The second purpose is deterrence. Because intoxication manslaughter is by nature an accidental consequence of drunk driving, it's impossible to only deter intoxication manslaughter without also deterring driving while intoxicated. Because of this, this is no deterrent value in punishing one greater than the other because the goal of both punishments is to deter the same act of driving while intoxicated.

Now of course, punishing intent rather than consequence does not always benefit the criminal, namely when it comes to attempt crimes. In Texas, to attempt, but fail, to commit a crime results a the punishment being downgraded one step, such as murder being a first degree felony while attempted murder is a second degree felony.
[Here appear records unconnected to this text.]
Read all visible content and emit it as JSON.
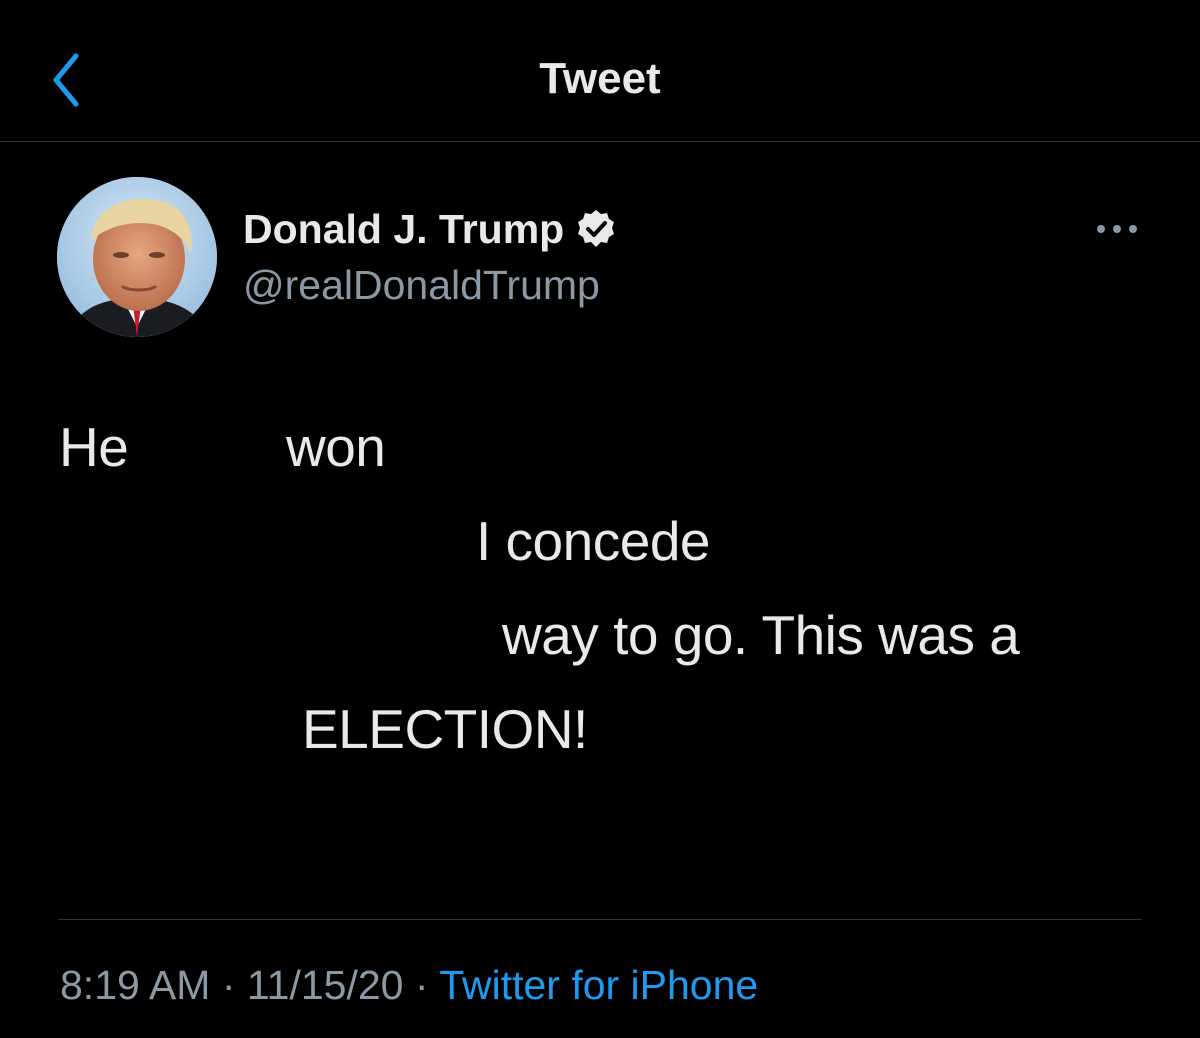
{
  "header": {
    "title": "Tweet",
    "back_icon": "chevron-left-icon"
  },
  "author": {
    "display_name": "Donald J. Trump",
    "handle": "@realDonaldTrump",
    "verified_icon": "verified-badge-icon",
    "avatar": "profile-photo"
  },
  "more_icon": "more-horizontal-icon",
  "tweet": {
    "fragments": [
      "He",
      "won",
      "I concede",
      "way to go. This was a",
      "ELECTION!"
    ]
  },
  "meta": {
    "time": "8:19 AM",
    "separator": "·",
    "date": "11/15/20",
    "source": "Twitter for iPhone"
  },
  "colors": {
    "background": "#000000",
    "text": "#e7e9ea",
    "secondary": "#8b98a5",
    "accent": "#1d9bf0",
    "divider": "#2f3336"
  }
}
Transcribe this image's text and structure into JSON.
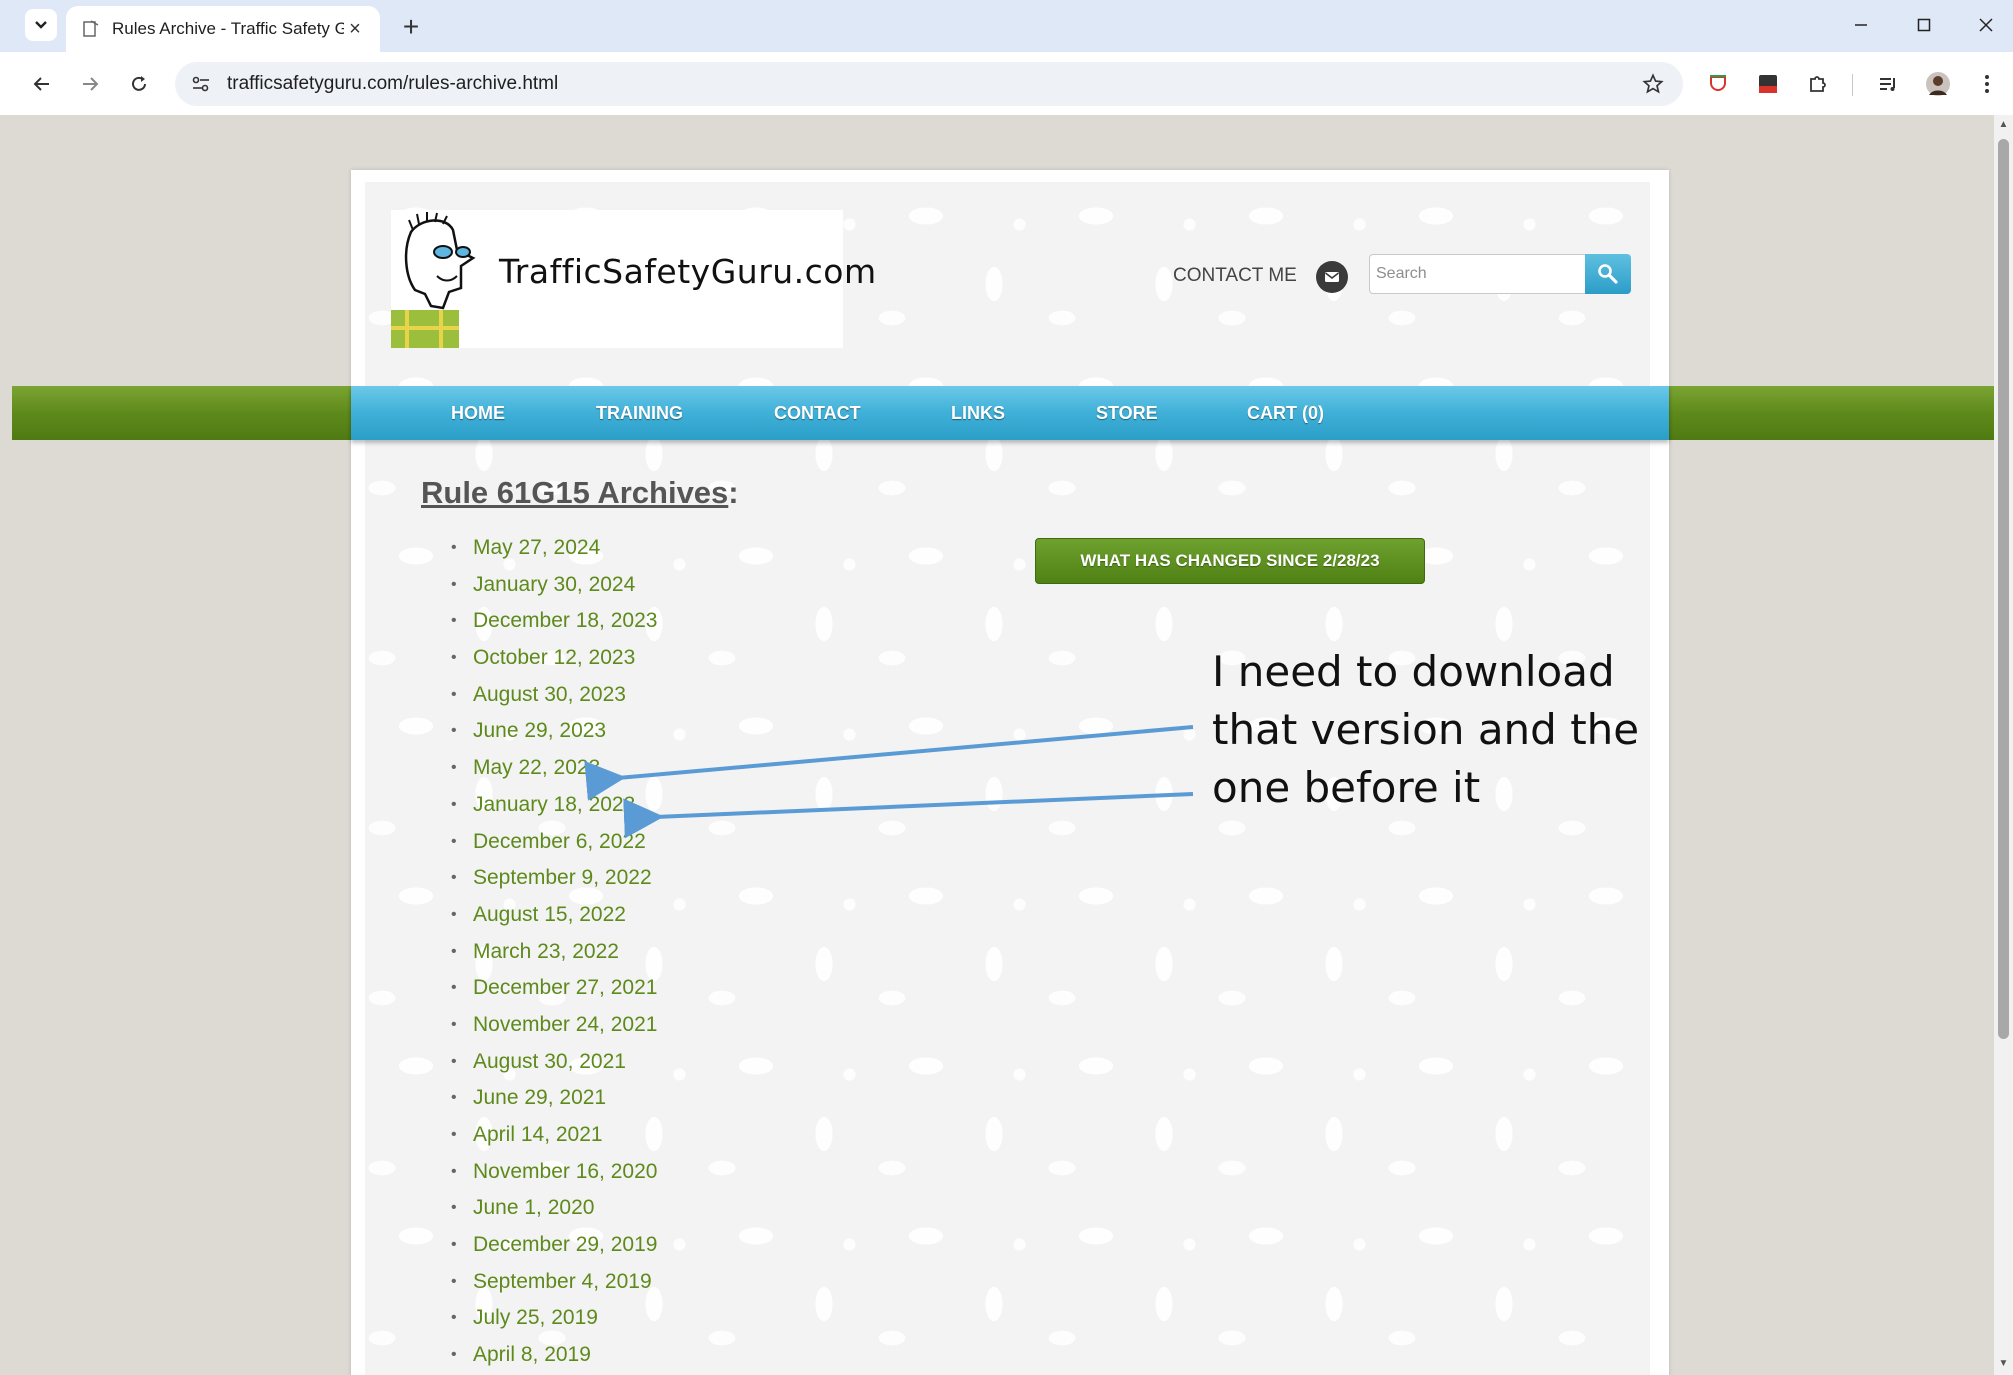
{
  "browser": {
    "tab_title": "Rules Archive - Traffic Safety Gu",
    "url": "trafficsafetyguru.com/rules-archive.html",
    "new_tab_label": "+",
    "close_label": "×"
  },
  "site": {
    "logo_text": "TrafficSafetyGuru.com",
    "contact_me": "CONTACT ME",
    "search_placeholder": "Search",
    "nav": [
      "HOME",
      "TRAINING",
      "CONTACT",
      "LINKS",
      "STORE",
      "CART (0)"
    ]
  },
  "archives": {
    "title": "Rule 61G15 Archives",
    "title_suffix": ":",
    "dates": [
      "May 27, 2024",
      "January 30, 2024",
      "December 18, 2023",
      "October 12, 2023",
      "August 30, 2023",
      "June 29, 2023",
      "May 22, 2023",
      "January 18, 2023",
      "December 6, 2022",
      "September 9, 2022",
      "August 15, 2022",
      "March 23, 2022",
      "December 27, 2021",
      "November 24, 2021",
      "August 30, 2021",
      "June 29, 2021",
      "April 14, 2021",
      "November 16, 2020",
      "June 1, 2020",
      "December 29, 2019",
      "September 4, 2019",
      "July 25, 2019",
      "April 8, 2019"
    ],
    "changes_button": "WHAT HAS CHANGED SINCE 2/28/23"
  },
  "annotation": {
    "lines": [
      "I need to download",
      "that version and the",
      "one before it"
    ]
  },
  "colors": {
    "link_green": "#5e8a1c",
    "nav_blue": "#3fb0d8",
    "band_green": "#5e8a1c",
    "arrow_blue": "#5b9bd5"
  }
}
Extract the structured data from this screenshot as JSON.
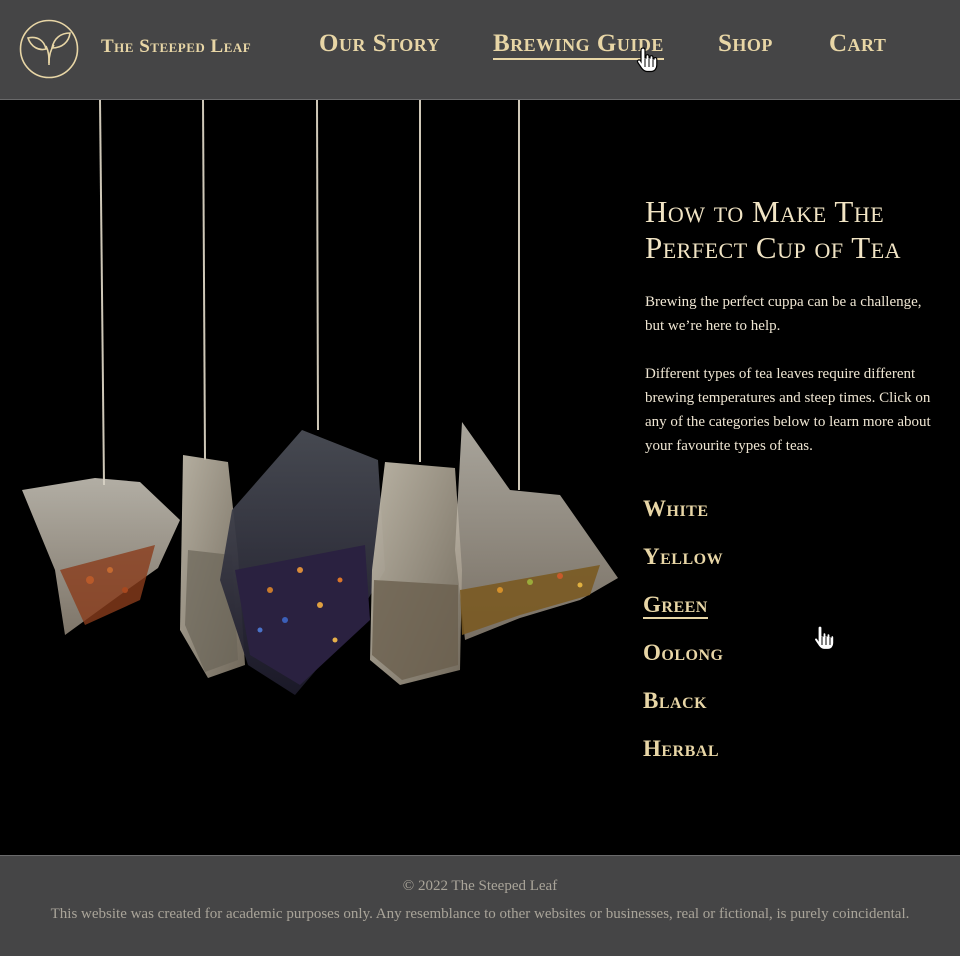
{
  "header": {
    "brand": "The Steeped Leaf",
    "logo_icon": "leaf-logo-icon",
    "nav": [
      {
        "label": "Our Story",
        "active": false
      },
      {
        "label": "Brewing Guide",
        "active": true
      },
      {
        "label": "Shop",
        "active": false
      },
      {
        "label": "Cart",
        "active": false
      }
    ]
  },
  "main": {
    "title_line1": "How to Make The",
    "title_line2": "Perfect Cup of Tea",
    "paragraph1": "Brewing the perfect cuppa can be a challenge, but we’re here to help.",
    "paragraph2": "Different types of tea leaves require different brewing temperatures and steep times. Click on any of the categories below to learn more about your favourite types of teas.",
    "categories": [
      {
        "label": "White",
        "active": false
      },
      {
        "label": "Yellow",
        "active": false
      },
      {
        "label": "Green",
        "active": true
      },
      {
        "label": "Oolong",
        "active": false
      },
      {
        "label": "Black",
        "active": false
      },
      {
        "label": "Herbal",
        "active": false
      }
    ],
    "hero_image": "hanging-tea-bags"
  },
  "footer": {
    "copyright": "© 2022 The Steeped Leaf",
    "disclaimer": "This website was created for academic purposes only. Any resemblance to other websites or businesses, real or fictional, is purely coincidental."
  },
  "colors": {
    "header_bg": "#454546",
    "accent_gold": "#e8d6a6",
    "footer_text": "#a9a499",
    "page_bg": "#000000"
  }
}
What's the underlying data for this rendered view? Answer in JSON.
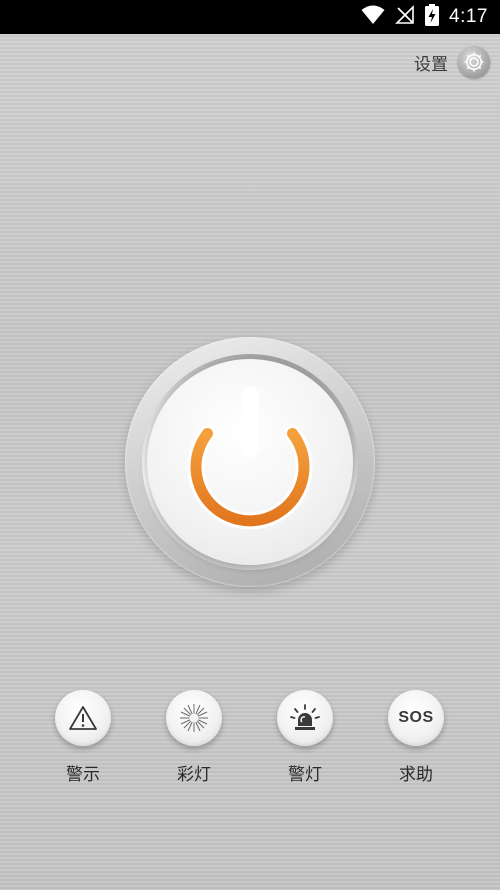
{
  "status_bar": {
    "time": "4:17",
    "icons": [
      "wifi-icon",
      "no-signal-icon",
      "battery-charging-icon"
    ]
  },
  "settings": {
    "label": "设置",
    "icon": "gear-icon"
  },
  "power_button": {
    "icon": "power-icon",
    "accent_color": "#e8872b"
  },
  "actions": [
    {
      "label": "警示",
      "icon": "warning-triangle-icon"
    },
    {
      "label": "彩灯",
      "icon": "sunburst-light-icon"
    },
    {
      "label": "警灯",
      "icon": "siren-icon"
    },
    {
      "label": "求助",
      "icon": "sos-icon",
      "icon_text": "SOS"
    }
  ]
}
Again, we are punishing two people who intended to do the exact same thing in different manners based on random consequence. Assume a man walks up to me and shoots me in the chest. Unbeknownst to him, I wore my bulletproof vest that day so his bullet was stopped by the vest, leaving me alive and well. Assume a second, wholly unrelated man walks up to the person next to me and shoots her in the chest. She is not wearing a bulletproof vest and so she dies.

Going back to our two purposes, why should the guy who tried to kill me but failed get a break just because he had bad luck? Deterrence isn't even an issue here because the person is attempting to commit the greater crime so it is that is the punishment they would have in mind when weighing the risks of the crime. So that only leaves removing the criminal from society. Ceteris paribus, do the two men not pose the exact same danger to society. Both have tried to kill someone and arguably would kill again. One just had the crappy luck of picking a target who was wearing a bulletproof vest. So why give the attempted murderer a lesser sentence than the murderer?

So ultimately, would it not better serve society by punishing people for the act they intended rather than the random consequences of said act? Agree? Disagree? You're not sure or just want to argue with me for sport?